Nowadays, simulating a fully independent environment is already possible by taking advantage of modern technology. Of course, that sort of project usually comes in the form of games. Just look at the popular titles, such as The Sims, GTA franchise, Saints Row and many more. In recent years, the quality of graphics, AI, UI, and procedural generation have exponentially increased. Scientists and researchers are also working on quantum computers, which have gigantic processing power compared to the computer an individual might have.
Technology in the near future
Now, imagine all this advancement in just a few decades. What could happen in half a century? Looking at the rapid progression we are currently going through and have gone through, we will probably have flying cars and nano-technology. Of course, no one can know for sure, what will happen, but we have a certain picture painted. Looking at it from a wide perspective, being able to set up human simulations in a few thousand years is not so unrealistic at all.
Are we living in a simulation?
But it’s not all about the future. Nowadays, certain theories, clues and strong arguments as to why we are living in a simulation, are circulating around the globe. Quite an ironic example is, we cannot actually prove that we are not living in a simulation and that what we touch, hear and see is 100% real. Any kind of evidence, or the lack of it, could easily be simulated. There’s also quite an interesting fact about electrons and the double-slit experiment.

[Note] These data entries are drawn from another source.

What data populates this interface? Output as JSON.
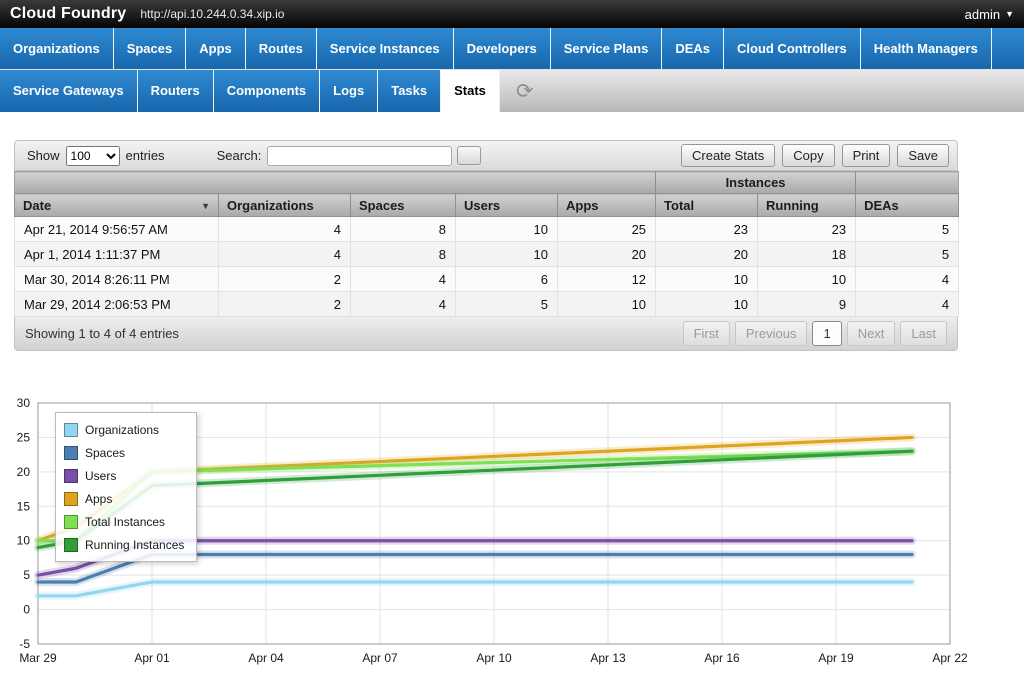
{
  "topbar": {
    "brand": "Cloud Foundry",
    "url": "http://api.10.244.0.34.xip.io",
    "user": "admin"
  },
  "nav": {
    "row1": [
      "Organizations",
      "Spaces",
      "Apps",
      "Routes",
      "Service Instances",
      "Developers",
      "Service Plans",
      "DEAs",
      "Cloud Controllers",
      "Health Managers"
    ],
    "row2": [
      "Service Gateways",
      "Routers",
      "Components",
      "Logs",
      "Tasks",
      "Stats"
    ],
    "active": "Stats"
  },
  "toolbar": {
    "show_label": "Show",
    "entries_value": "100",
    "entries_label": "entries",
    "search_label": "Search:",
    "buttons": [
      "Create Stats",
      "Copy",
      "Print",
      "Save"
    ]
  },
  "table": {
    "group_header": "Instances",
    "columns": [
      "Date",
      "Organizations",
      "Spaces",
      "Users",
      "Apps",
      "Total",
      "Running",
      "DEAs"
    ],
    "rows": [
      [
        "Apr 21, 2014 9:56:57 AM",
        "4",
        "8",
        "10",
        "25",
        "23",
        "23",
        "5"
      ],
      [
        "Apr 1, 2014 1:11:37 PM",
        "4",
        "8",
        "10",
        "20",
        "20",
        "18",
        "5"
      ],
      [
        "Mar 30, 2014 8:26:11 PM",
        "2",
        "4",
        "6",
        "12",
        "10",
        "10",
        "4"
      ],
      [
        "Mar 29, 2014 2:06:53 PM",
        "2",
        "4",
        "5",
        "10",
        "10",
        "9",
        "4"
      ]
    ],
    "footer": "Showing 1 to 4 of 4 entries",
    "pagination": {
      "first": "First",
      "previous": "Previous",
      "page": "1",
      "next": "Next",
      "last": "Last"
    }
  },
  "chart_data": {
    "type": "line",
    "x_ticks": [
      "Mar 29",
      "Apr 01",
      "Apr 04",
      "Apr 07",
      "Apr 10",
      "Apr 13",
      "Apr 16",
      "Apr 19",
      "Apr 22"
    ],
    "x_tick_days": [
      0,
      3,
      6,
      9,
      12,
      15,
      18,
      21,
      24
    ],
    "x_days": [
      0,
      1,
      3,
      23
    ],
    "x_range_days": [
      0,
      24
    ],
    "ylim": [
      -5,
      30
    ],
    "y_ticks": [
      -5,
      0,
      5,
      10,
      15,
      20,
      25,
      30
    ],
    "grid": true,
    "legend_position": "top-left",
    "series": [
      {
        "name": "Organizations",
        "color": "#92d7f0",
        "values": [
          2,
          2,
          4,
          4
        ]
      },
      {
        "name": "Spaces",
        "color": "#4d7fae",
        "values": [
          4,
          4,
          8,
          8
        ]
      },
      {
        "name": "Users",
        "color": "#7a4fa8",
        "values": [
          5,
          6,
          10,
          10
        ]
      },
      {
        "name": "Apps",
        "color": "#dfa41f",
        "values": [
          10,
          12,
          20,
          25
        ]
      },
      {
        "name": "Total Instances",
        "color": "#7fdf55",
        "values": [
          10,
          10,
          20,
          23
        ]
      },
      {
        "name": "Running Instances",
        "color": "#2f9e3b",
        "values": [
          9,
          10,
          18,
          23
        ]
      }
    ]
  }
}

When fired against a photosensitive screen, the electrons would act as waves. On the contrary, when we look at the performed experiment, the electrons are seen as particles and there is no kind of interference. Such an occurrence could suggest that the owner of the simulation might just be preserving space and energy by rendering things only when we look at them. Interestingly enough, the exact same concept is seen in games, such as Minecraft, where there is a certain render distance, a limited amount of chunks that a player may see. Whatever is beyond that isn’t loaded yet.
Another interesting aspect regarding the simulation theory is the Mandela effect. Tons of different people all around the world have reported having a different memory of a certain event. The primary example is Mandela actually dying in prison, even though he was alive many years after. This is, by some, perceived as some sort of a glitch in the simulation, although no such thing has been confirmed. It is believed by some to be proof of parallel universes. Another common event that could represent a “glitch in the Matrix” is what we call déjà vu – a feeling that you’ve already experienced a certain memory, action or activity.
Impossible to prove?
All-in-all, it’s impossible to completely prove or disprove this theory, and arguing about too much doesn’t help a small bit. Why would the creators ever allow someone in a simulation gain access to such information? It would ruin the purpose of it, and it most definitely would not be a smart idea on their part. However, that does not mean that they cannot make mistakes. Perhaps someday, one of these mistakes will be exploited, but for now, going along with the possibility of being in a simulation is all that can be done.
Reference Links : vice.com/en_us/article/vbwp3a/how-the-mandela-effect-theory-of-false-memories-took-over-the-internet-v26n1, vulture.com/2019/02/15-irrefutable-reasons-we-might-be-living-in-a-simulation.html